There’s a bizarre and gruesome church in Rome that is just perfect for getting in the Halloween spirit, so I recently dragged some friends there on their first full day in Rome. Santo Stefano Rotondo (Saint Stephen in the Round) is (surprise!) a round church dedicated to Saint Stephen, the first Christian martyr. Also known as Hungary’s national church in Rome, the dedication pays homage to Stephen I, King of Hungary, who “brought” Christianity to his kingdom (also known as forcibly converting the locals), and was later canonized for doing so.
The church dates from the 5th Century, and was the first round church in Rome, modeled after the original Church of the Holy Sepulchre in Jerusalem. The facade gives away nothing about the horrors to be found inside.
Indeed, the church itself is lovely, and graceful.
Then you get to the ring that runs around the church. In the 16th Century, it was decorated with frescoes depicting the martyrdom of various saints — in horrific detail — depicting cruel and painful deaths. There’s also a helpful description (in Latin and Italian) of the respective Roman emperor who ordered the torture and execution of each saint, as well as a Bible quote. The faithful — usually illiterate — would know the identity of the saint depicted based on the particular method of torture, such as Saint Stephen being stoned to death:
The crucifixion of Saint Peter (he asked to be crucified upside-down since he saw himself unworthy to be crucified in the same manner as Jesus).
And a multitude of other horrible deaths…
And, a personal favorite:

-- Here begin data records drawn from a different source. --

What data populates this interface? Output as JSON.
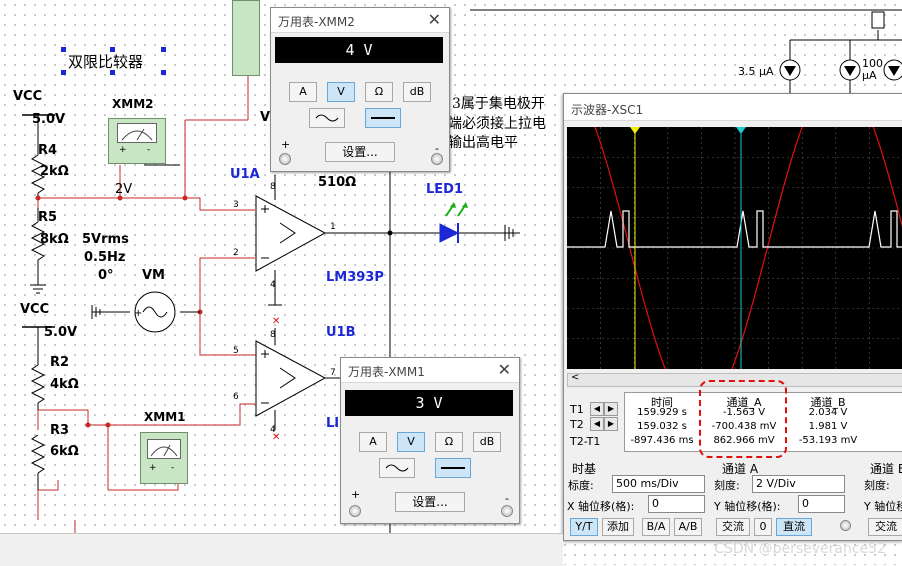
{
  "schematic": {
    "title_label": "双限比较器",
    "vcc_top": {
      "name": "VCC",
      "value": "5.0V"
    },
    "r4": {
      "name": "R4",
      "value": "2kΩ"
    },
    "r5": {
      "name": "R5",
      "value": "8kΩ"
    },
    "v_label_2v": "2V",
    "xmm2_name": "XMM2",
    "source": {
      "rms": "5Vrms",
      "freq": "0.5Hz",
      "phase": "0°",
      "name": "VM"
    },
    "vcc_bottom": {
      "name": "VCC",
      "value": "5.0V"
    },
    "r2": {
      "name": "R2",
      "value": "4kΩ"
    },
    "r3": {
      "name": "R3",
      "value": "6kΩ"
    },
    "xmm1_name": "XMM1",
    "u1a": "U1A",
    "u1b": "U1B",
    "r_pullup": "510Ω",
    "led": "LED1",
    "ic_part": "LM393P",
    "lm_fragment": "LI",
    "v_fragment": "V",
    "note_lines": [
      "3属于集电极开",
      "端必须接上拉电",
      "输出高电平"
    ],
    "current_sources": [
      {
        "value": "3.5 μA"
      },
      {
        "value": "100 μA"
      }
    ],
    "pins": {
      "u1a_in_plus": "3",
      "u1a_in_minus": "2",
      "u1a_out": "1",
      "u1a_vcc": "8",
      "u1a_gnd": "4",
      "u1b_in_plus": "5",
      "u1b_in_minus": "6",
      "u1b_out": "7",
      "u1b_vcc": "8",
      "u1b_gnd": "4"
    },
    "meter_plus": "+",
    "meter_minus": "-"
  },
  "xmm2_window": {
    "title": "万用表-XMM2",
    "reading": "4 V",
    "mode_buttons": [
      "A",
      "V",
      "Ω",
      "dB"
    ],
    "selected_mode": "V",
    "settings_label": "设置...",
    "plus": "+",
    "minus": "-"
  },
  "xmm1_window": {
    "title": "万用表-XMM1",
    "reading": "3 V",
    "mode_buttons": [
      "A",
      "V",
      "Ω",
      "dB"
    ],
    "selected_mode": "V",
    "settings_label": "设置...",
    "plus": "+",
    "minus": "-"
  },
  "oscilloscope": {
    "title": "示波器-XSC1",
    "table": {
      "headers": [
        "时间",
        "通道_A",
        "通道_B"
      ],
      "rows": [
        {
          "label": "T1",
          "time": "159.929 s",
          "cha": "-1.563 V",
          "chb": "2.034 V"
        },
        {
          "label": "T2",
          "time": "159.032 s",
          "cha": "-700.438 mV",
          "chb": "1.981 V"
        },
        {
          "label": "T2-T1",
          "time": "-897.436 ms",
          "cha": "862.966 mV",
          "chb": "-53.193 mV"
        }
      ]
    },
    "timebase": {
      "heading": "时基",
      "scale_label": "标度:",
      "scale_value": "500 ms/Div",
      "xpos_label": "X 轴位移(格):",
      "xpos_value": "0",
      "buttons": [
        "Y/T",
        "添加",
        "B/A",
        "A/B"
      ],
      "selected": "Y/T"
    },
    "channel_a": {
      "heading": "通道 A",
      "scale_label": "刻度:",
      "scale_value": "2 V/Div",
      "ypos_label": "Y 轴位移(格):",
      "ypos_value": "0",
      "coupling": [
        "交流",
        "0",
        "直流"
      ],
      "selected": "直流"
    },
    "channel_b": {
      "heading": "通道 B",
      "scale_label": "刻度:",
      "ypos_label": "Y 轴位移",
      "coupling_first": "交流"
    },
    "colors": {
      "channel_a_trace": "#e01010",
      "channel_b_trace": "#ffffff",
      "cursor1": "#f0f000",
      "cursor2": "#22cccc",
      "screen": "#000000",
      "highlight": "#e01010"
    }
  },
  "watermark": "CSDN @perseverance52"
}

There are also some additional things that are special about this church, such as the tomb of Irish king Donough O’Brien (who died in Rome in 1064 while on a pilgrimage), and the chair of Pope Gregory the Great from the 6th Century. Oh, there’s also a temple to the pagan god Mithras in the basement. In my opinion, though, these all pale in comparison to the horribly gruesome frescoes. But hey, happy Halloween everyone!